Previous: CH3(CH2)2CH2(CH2)2OH

Current: CH3(CH2)2O(CH2)2OH

Water-C3E1 simulation

Nwater = 4096, Nsurfactant = 121

(top view)

(bottom view)

slide38

Water-C3E1

At 20 Å away from the surface, water is found to exist in bulk. Few surfactant molecules are found in bulk.

slide39

Surfactant distributions

Two distinct peaks are seen in the vertical distribution of surfactant molecules. Alcohols have a higher first peak.

slide40

Water distributions

Surfactant changes the vertical distribution of water molecules.

slide41

Combined wetting results

A plot of the center-of-mass vertical coordinate versus time reveals that negligible to no increased wetting is observed.

slide42

Simulation challenges

The radius of curvature of the sessile drop must be much greater than the thickness of the liquid-vapor and solid-liquid interfaces.

Cases (d), (c), and maybe (b) are sufficiently large for the surfactants considered in this work.

slide43

Simulation challenges

The number of water molecules consisting of a sessile drop may be related to the contact angle q and radius of curvature R:

The number of surfactant molecules consisting of a sessile drop may be related to the various concentrations and radius of curvature R:

slide44

Conclusions

Simulations of aqueous surfactant droplets on graphite gave the physically correct molecular behavior.

Low-molecular weight alcohols and polyethoxylate surfactants are found at the contact line and vapor-liquid interface. As the length of the hydrocarbon chain increases these molecules become directed radially from the center of the drop.

The solid-liquid surface concentration is low in all cases. Surfactant molecules are not seen to diffuse from the contact line or bulk to this interface.

A significant increase in wetting is not observed in any of the cases considered.

slide45

Future work

The perils of a truncated Coulomb potential have been well-documented. Electrostatic interactions will be computed using the 3-d fast multipole algorithm. An implementation of the 2-d version has been completed.

To allow for larger systems the computer code will be parallelized using either the spatial or domain decomposition techniques.
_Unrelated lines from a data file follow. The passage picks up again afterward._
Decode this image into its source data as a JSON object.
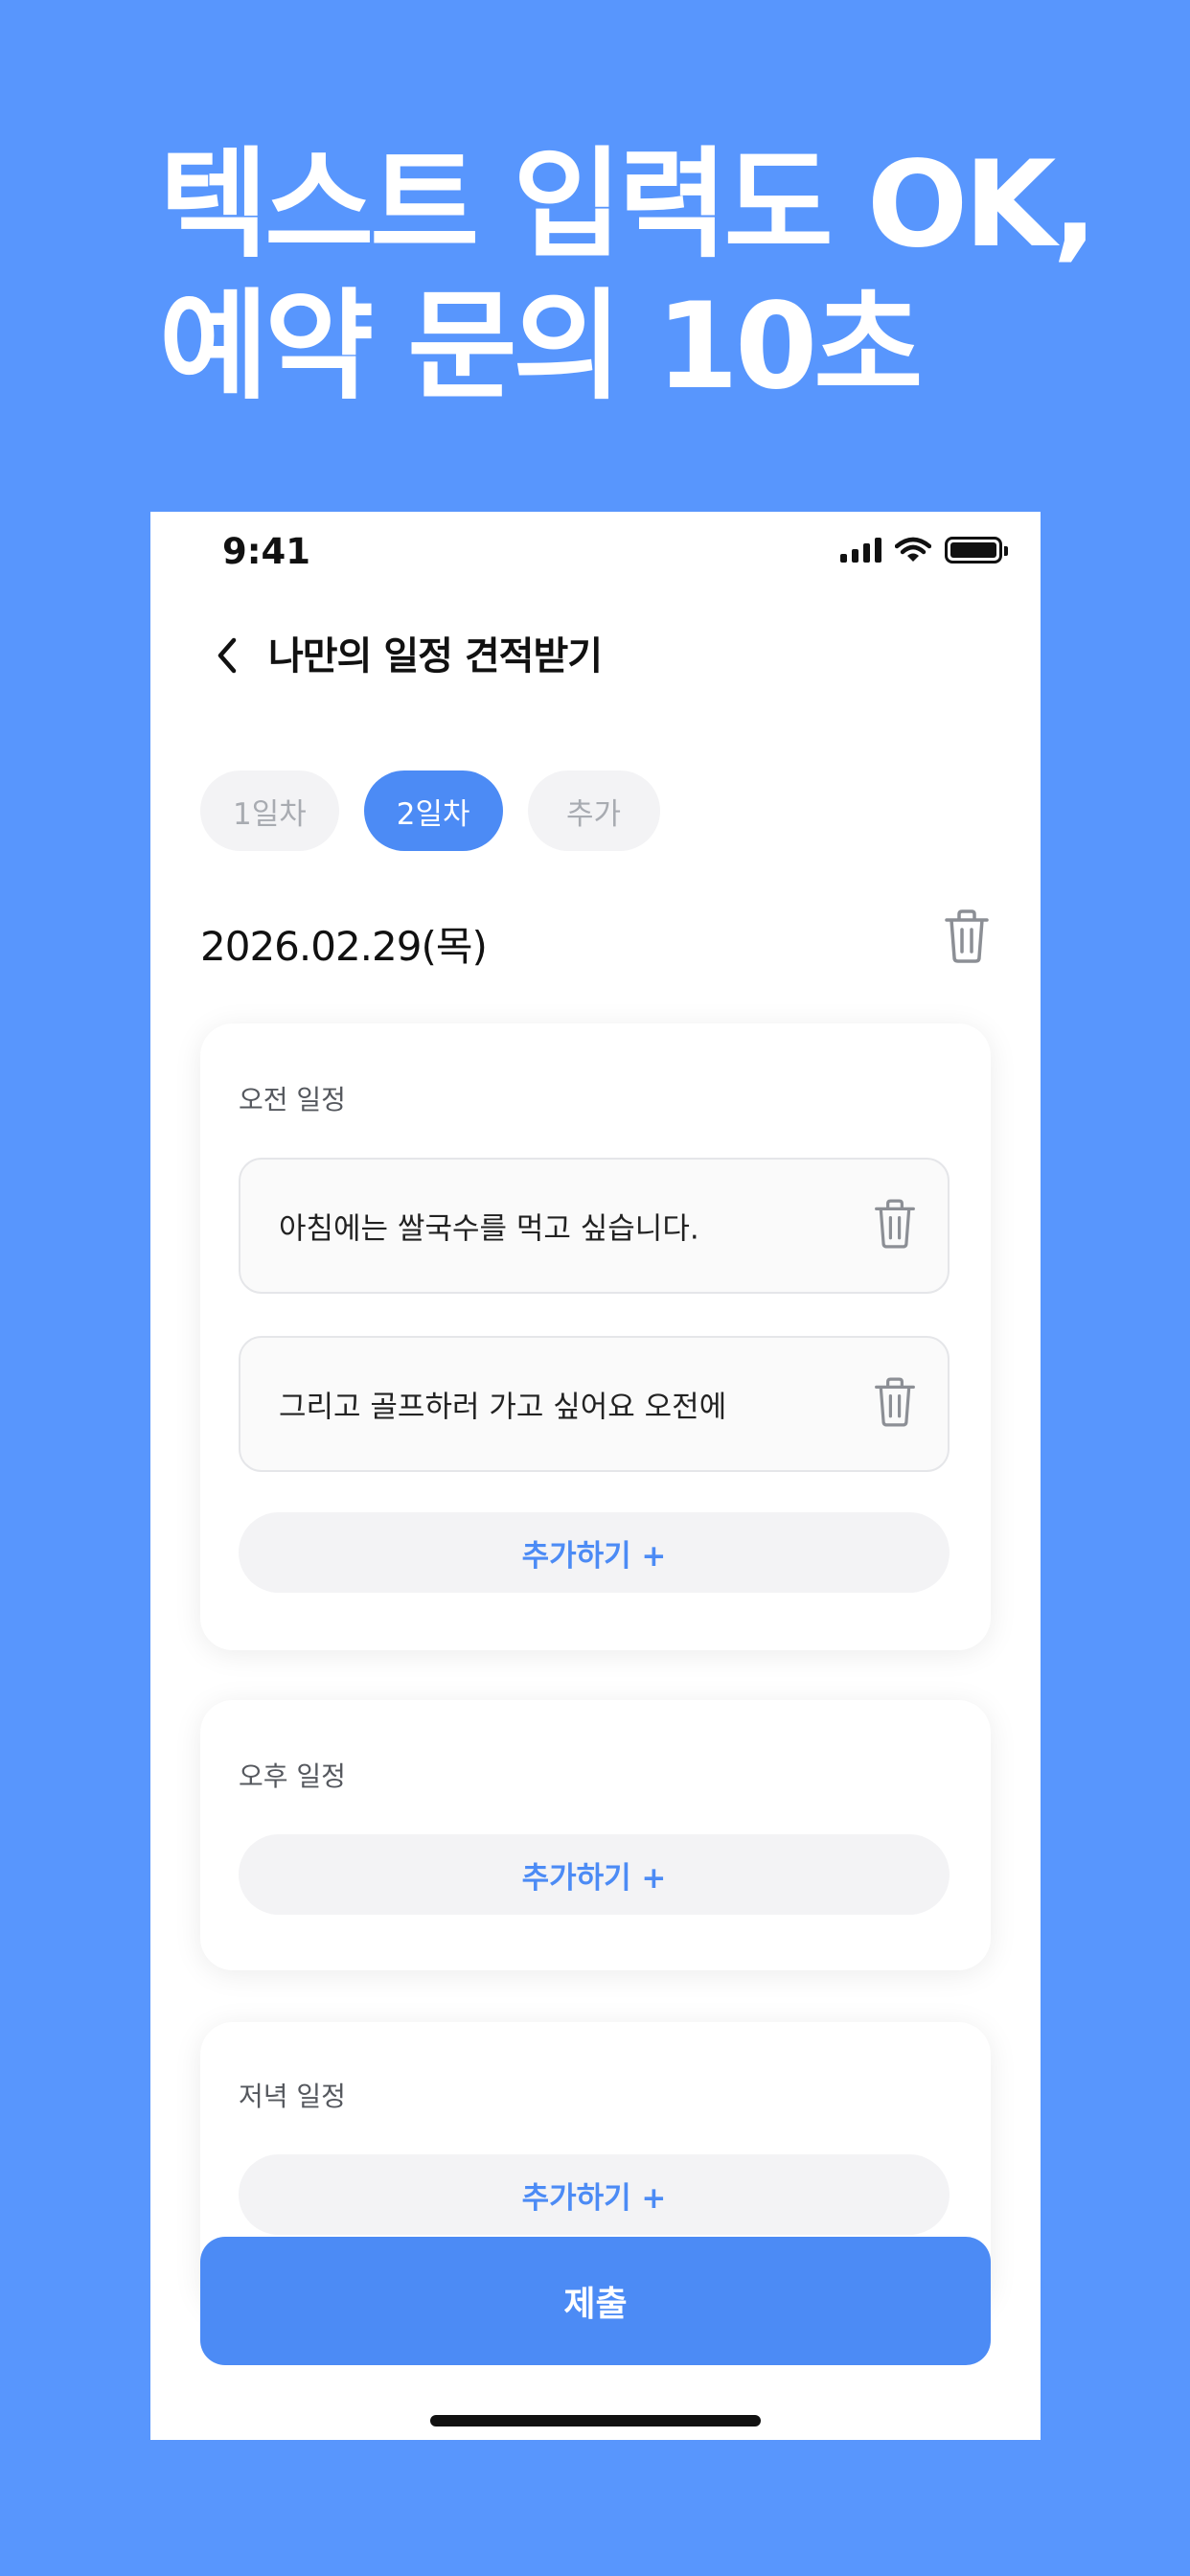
{
  "headline": {
    "line1": "텍스트 입력도 OK,",
    "line2": "예약 문의 10초"
  },
  "status_bar": {
    "time": "9:41"
  },
  "nav": {
    "title": "나만의 일정 견적받기",
    "back_icon": "chevron-left-icon"
  },
  "day_tabs": [
    {
      "label": "1일차",
      "active": false
    },
    {
      "label": "2일차",
      "active": true
    },
    {
      "label": "추가",
      "active": false
    }
  ],
  "date": "2026.02.29(목)",
  "sections": {
    "morning": {
      "label": "오전 일정",
      "entries": [
        "아침에는 쌀국수를 먹고 싶습니다.",
        "그리고 골프하러 가고 싶어요 오전에"
      ],
      "add_label": "추가하기 +"
    },
    "afternoon": {
      "label": "오후 일정",
      "add_label": "추가하기 +"
    },
    "evening": {
      "label": "저녁 일정",
      "add_label": "추가하기 +"
    }
  },
  "submit_label": "제출",
  "colors": {
    "background": "#5896fd",
    "accent": "#4c8bf5",
    "chip_inactive": "#f3f3f5"
  }
}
A parallel code for water using a truncated potential has been completed.

slide46

Acknowledgements

Funding provided by NSF IGERT Graduate Research Fellowship
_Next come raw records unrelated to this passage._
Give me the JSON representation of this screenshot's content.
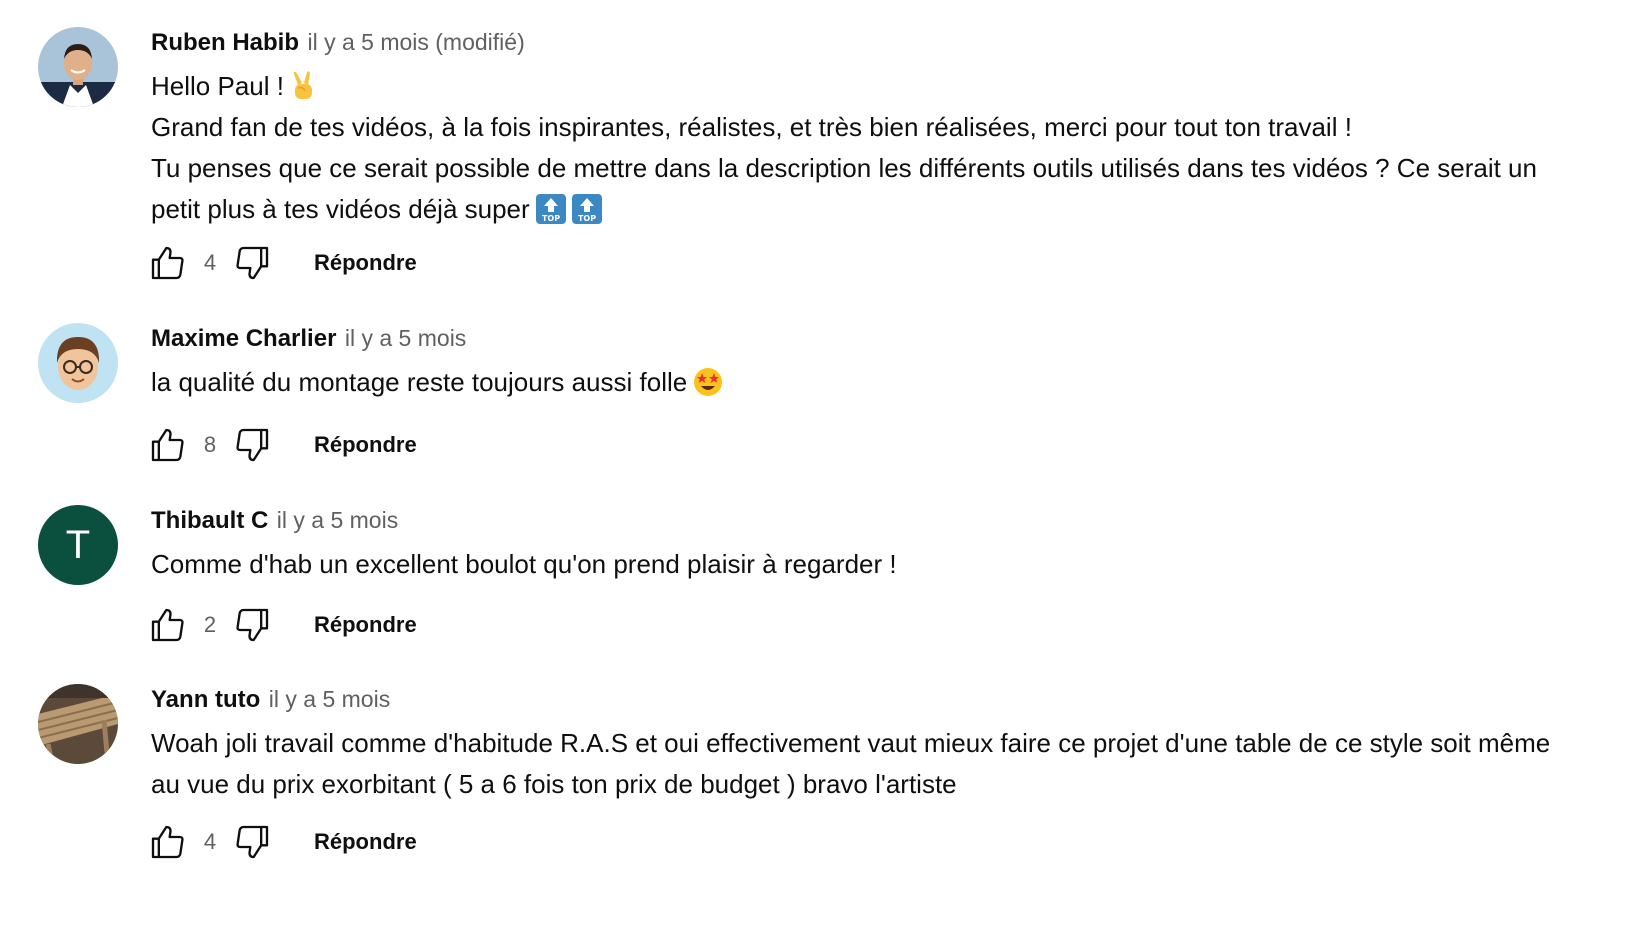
{
  "comments": [
    {
      "author": "Ruben Habib",
      "time": "il y a 5 mois (modifié)",
      "lines": [
        "Hello Paul !",
        "Grand fan de tes vidéos, à la fois inspirantes, réalistes, et très bien réalisées, merci pour tout ton travail !",
        "Tu penses que ce serait possible de mettre dans la description les différents outils utilisés dans tes vidéos ? Ce serait un petit plus à tes vidéos déjà super"
      ],
      "emojis": [
        "victory-hand",
        "top-arrow",
        "top-arrow"
      ],
      "likes": "4",
      "reply_label": "Répondre"
    },
    {
      "author": "Maxime Charlier",
      "time": "il y a 5 mois",
      "lines": [
        "la qualité du montage reste toujours aussi folle"
      ],
      "emojis": [
        "star-struck"
      ],
      "likes": "8",
      "reply_label": "Répondre"
    },
    {
      "author": "Thibault C",
      "time": "il y a 5 mois",
      "avatar_letter": "T",
      "lines": [
        "Comme d'hab un excellent boulot qu'on prend plaisir à regarder !"
      ],
      "likes": "2",
      "reply_label": "Répondre"
    },
    {
      "author": "Yann tuto",
      "time": "il y a 5 mois",
      "lines": [
        "Woah joli travail comme d'habitude R.A.S et oui effectivement vaut mieux faire ce projet d'une table de ce style soit même au vue du prix exorbitant ( 5 a 6 fois ton prix de budget ) bravo l'artiste"
      ],
      "likes": "4",
      "reply_label": "Répondre"
    }
  ],
  "emoji_labels": {
    "top": "TOP"
  },
  "colors": {
    "text": "#0f0f0f",
    "secondary": "#606060",
    "avatar_letter_bg": "#0b4f3f",
    "top_emoji_bg": "#3b88c3"
  }
}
slide47

Fast multipole algorithm

The basic idea of the method is that a particle interacts with the multipole expansion of a distant group instead of with each individual member of the group.

Once the multipole coefficients for each box have been computed, interactions are computed using three translation operators: shifting the center of a multipole expansion, converting a multipole expansion into a local expansion, and shifting the center of a local expansion.

A hierarchical decomposition of space is used to determine distant groups.

Rigorous error bounds have been analytically derived for the FMA.

Board, J. et al.